This is a very important issue. Every time I wrote to the Valuation Office, I was referred back to the 1852 Act. If the issue is not addressed, will we have to rely on a county manager to determine, in the goodness of his heart, whether a centre should be treated as exempt by virtue of not making a door charge?
The position is very clear in Schedule 4, paragraph 11. Any gallery, museum, library or national monument which is normally open to the general public and which is not established for the purpose of making a profit will be exempt. Where rateable premises involve only a very small income, the rates applied will be almost insignificant. The mere fact of being rated should not be taken as implying that there will be a massive rates bill. It will be very small in many cases and the valuation which is set must reflect the level of commercial activity. There is a great deal of realism involved.
The Bill which we have just passed is one of the most complex and technical Bills to come before this House in a long time. I thank the offices of the House for their assistance with the Bill. I compliment the Minister of State on the wide consultation process which he has evidently carried out. I feel sure that he understands the anxieties expressed by Senators who are also members of local authorities that revaluation would have an effect on the incomes of local authorities and I thank him for bringing the Bill before the House.
I thank the Minister of State for the manner in which he has responded to this debate and I wish the legislation well. I also thank the Department officials. In considering valuation issues, much can be learned from the Griffith valuation in the 19th century, when the whole country was dealt with manually in a very short period. It was a remarkable achievement by the standards of the time, or even by today's standards. I wonder if modern digitised mapping technology will compare favourably.
I hope the Bill will improve the position. I still feel that charity shops have a case and perhaps the Minister of State might use his good offices in the context of the next Finance Bill to convince his colleague, the Minister for Finance, of the merit of some of the arguments made in the course of this debate.
I also thank the Minister for such a complex and far-reaching Bill. There were difficulties when small premises were rated with high valuations while neighbouring properties were left at the same rate for years. People felt injured by the amount of rates they paid compared to their neighbours. This Bill will address this by dealing with local situations. There were cases where I felt the Valuation Office believed it was Senator Quinn's supermarket it was valuing in west Donegal. I hope the Bill ensures that everybody is on the same level.
Senator Dardis is still unsure about charity shops as I am unsure about heritage centres. I hope the Minister's officials will clarify that. County managers do not consider the size but the valuation without considering that they make no profit and so their value should be reduced.
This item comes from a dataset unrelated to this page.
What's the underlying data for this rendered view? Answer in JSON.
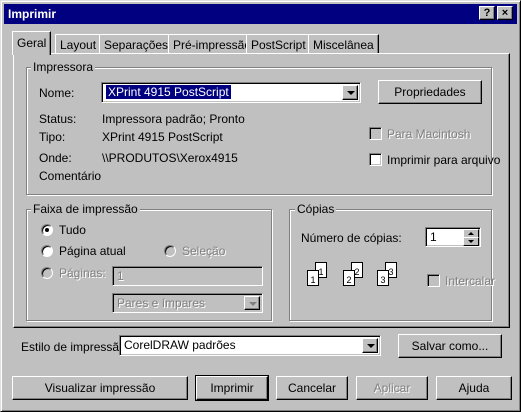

I support the compliments paid to the Minister on this legislation. The revaluation is long overdue. I am concerned about how the phasing process might impinge on local authorities in the Dublin area. There, two contiguous areas might be phased in five years apart. The Minister stated that he will take each local authority as a unit, but five years could make a great difference if there is business activity in adjacent areas with more trading in one. It would affect how people compete against each other. In Dublin, he should be careful how the work is conducted. I am disappointed that bed and breakfasts and Government buildings are not included in the rateable valuation process. The legislation is worthwhile and we will see benefits.
I thank all the Senators, not just those who contributed at Committee Stage but also those who spoke on Second Stage. As Senators said, this is technical but valuable legislation. I thank the Senators for their worthwhile, positive, helpful contributions at all Stages, and my officials in the Department of Finance and in the Valuation Office. They were mentioned by Senator Dardis and their help was much appreciated by me in getting this legislation through.